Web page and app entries
----------

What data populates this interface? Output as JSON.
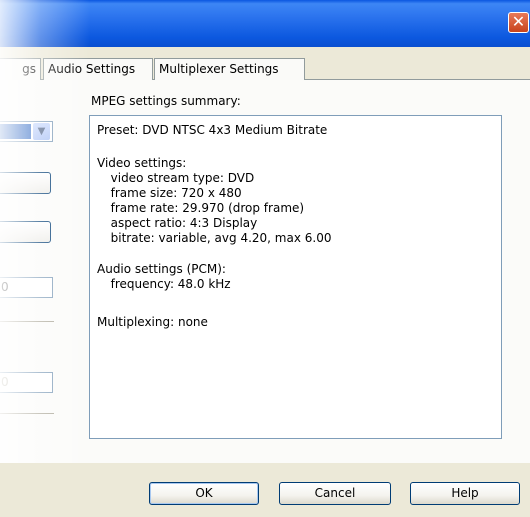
{
  "window": {
    "close_symbol": "✕"
  },
  "tabs": [
    {
      "label": "gs"
    },
    {
      "label": "Audio Settings"
    },
    {
      "label": "Multiplexer Settings"
    }
  ],
  "summary": {
    "label": "MPEG settings summary:",
    "lines": [
      "Preset: DVD NTSC 4x3 Medium Bitrate",
      "",
      "Video settings:",
      "  video stream type: DVD",
      "  frame size: 720 x 480",
      "  frame rate: 29.970 (drop frame)",
      "  aspect ratio: 4:3 Display",
      "  bitrate: variable, avg 4.20, max 6.00",
      "",
      "Audio settings (PCM):",
      "  frequency: 48.0 kHz",
      "",
      "Multiplexing: none"
    ]
  },
  "left_controls": {
    "field1_value": "0",
    "field2_value": "0"
  },
  "buttons": {
    "ok": "OK",
    "cancel": "Cancel",
    "help": "Help"
  },
  "icons": {
    "close": "close-icon",
    "dropdown": "chevron-down-icon"
  },
  "colors": {
    "titlebar": "#0c58df",
    "selection": "#316ac5",
    "border": "#7f9db9"
  }
}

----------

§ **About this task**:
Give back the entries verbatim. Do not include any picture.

§ **Answer box**:
What data populates this interface? Output as JSON.
{
  "window": {
    "close_symbol": "✕"
  },
  "tabs": [
    {
      "label": "gs"
    },
    {
      "label": "Audio Settings"
    },
    {
      "label": "Multiplexer Settings"
    }
  ],
  "summary": {
    "label": "MPEG settings summary:",
    "lines": [
      "Preset: DVD NTSC 4x3 Medium Bitrate",
      "",
      "Video settings:",
      "  video stream type: DVD",
      "  frame size: 720 x 480",
      "  frame rate: 29.970 (drop frame)",
      "  aspect ratio: 4:3 Display",
      "  bitrate: variable, avg 4.20, max 6.00",
      "",
      "Audio settings (PCM):",
      "  frequency: 48.0 kHz",
      "",
      "Multiplexing: none"
    ]
  },
  "left_controls": {
    "field1_value": "0",
    "field2_value": "0"
  },
  "buttons": {
    "ok": "OK",
    "cancel": "Cancel",
    "help": "Help"
  },
  "icons": {
    "close": "close-icon",
    "dropdown": "chevron-down-icon"
  },
  "colors": {
    "titlebar": "#0c58df",
    "selection": "#316ac5",
    "border": "#7f9db9"
  }
}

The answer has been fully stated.